The facts: Joy Division was perhaps the most essential band to emerge from the crazily fecund Manchester scene of the late Seventies. During their truncated lifespan they birthed a pummeling music that was something like the noise from a particularly hideous new building's construction site, augmented by lyrics that spoke of emotional glaciation and a Ballardian sense of breakdown, intoned in a beyond-the-grave timbre by frontman Ian Curtis, a baby-faced Macclesfield pill-popper with a Vulcan haircut. Wracked by depression and intensifying epilepsy, Curtis committed suicide in 1980 at age 23, on the eve of his increasingly successful group's first American tour, leaving a wife, a mistress, a baby, and two albums behind.

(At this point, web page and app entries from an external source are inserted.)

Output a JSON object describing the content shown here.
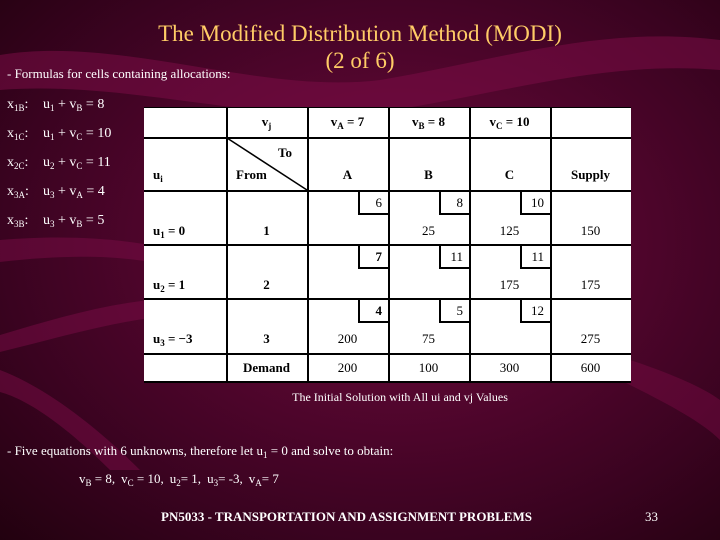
{
  "slide": {
    "title_line1": "The Modified Distribution Method (MODI)",
    "title_line2": "(2 of 6)",
    "intro": "- Formulas for cells containing allocations:",
    "formulas": [
      {
        "cell": "x",
        "cell_sub": "1B",
        "u": "u",
        "u_sub": "1",
        "v": "v",
        "v_sub": "B",
        "rhs": "8"
      },
      {
        "cell": "x",
        "cell_sub": "1C",
        "u": "u",
        "u_sub": "1",
        "v": "v",
        "v_sub": "C",
        "rhs": "10"
      },
      {
        "cell": "x",
        "cell_sub": "2C",
        "u": "u",
        "u_sub": "2",
        "v": "v",
        "v_sub": "C",
        "rhs": "11"
      },
      {
        "cell": "x",
        "cell_sub": "3A",
        "u": "u",
        "u_sub": "3",
        "v": "v",
        "v_sub": "A",
        "rhs": "4"
      },
      {
        "cell": "x",
        "cell_sub": "3B",
        "u": "u",
        "u_sub": "3",
        "v": "v",
        "v_sub": "B",
        "rhs": "5"
      }
    ],
    "caption": "The Initial Solution with All ui and vj Values",
    "conclusion": {
      "prefix": "- Five equations with 6 unknowns, therefore let u",
      "sub": "1",
      "suffix": " = 0 and solve to obtain:"
    },
    "solution": [
      {
        "var": "v",
        "sub": "B",
        "val": " = 8,"
      },
      {
        "var": "v",
        "sub": "C",
        "val": " = 10,"
      },
      {
        "var": "u",
        "sub": "2",
        "val": "= 1,"
      },
      {
        "var": "u",
        "sub": "3",
        "val": "= -3,"
      },
      {
        "var": "v",
        "sub": "A",
        "val": "= 7"
      }
    ],
    "footer": "PN5033 - TRANSPORTATION AND ASSIGNMENT PROBLEMS",
    "page_number": "33",
    "colors": {
      "title": "#ffcc66",
      "text": "#ffffff",
      "background": "#55062f"
    }
  },
  "table": {
    "vj_label": "v",
    "vj_sub": "j",
    "ui_label": "u",
    "ui_sub": "i",
    "to_label": "To",
    "from_label": "From",
    "v_headers": [
      {
        "v": "v",
        "sub": "A",
        "val": " = 7"
      },
      {
        "v": "v",
        "sub": "B",
        "val": " = 8"
      },
      {
        "v": "v",
        "sub": "C",
        "val": " = 10"
      }
    ],
    "columns": [
      "A",
      "B",
      "C",
      "Supply"
    ],
    "rows": [
      {
        "u": "u",
        "u_sub": "1",
        "u_val": " = 0",
        "from": "1",
        "costs": [
          "6",
          "8",
          "10"
        ],
        "alloc": [
          "",
          "25",
          "125"
        ],
        "supply": "150"
      },
      {
        "u": "u",
        "u_sub": "2",
        "u_val": " = 1",
        "from": "2",
        "costs": [
          "7",
          "11",
          "11"
        ],
        "alloc": [
          "",
          "",
          "175"
        ],
        "supply": "175"
      },
      {
        "u": "u",
        "u_sub": "3",
        "u_val": " = −3",
        "from": "3",
        "costs": [
          "4",
          "5",
          "12"
        ],
        "alloc": [
          "200",
          "75",
          ""
        ],
        "supply": "275"
      }
    ],
    "demand_label": "Demand",
    "demand": [
      "200",
      "100",
      "300"
    ],
    "total": "600"
  }
}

Photographer, designer, and music video director Anton Corbijn, whose relationship with Joy Division goes back as far as a '79 photo shoot, makes his feature filmmaking debut with Control, the story of Curtis's life. It's no slapdash fatuity on the order of 24 Hour Party People, which exploited Curtis's suicide in passing as another tour stop through Mancunian mythology, nor quite the film to convince me of the necessity for an Ian Curtis biopic. A somber work, it's made with respect that brakes shy of reverence, lensed in that most striking of formats, widescreen black-and-white, in coarse-grained compositions that mostly stand stock-still, making much of the effect of milky Northern light filtering through the curtains of austere council flats.
Click here to read Nick Pinkerton's review of Control.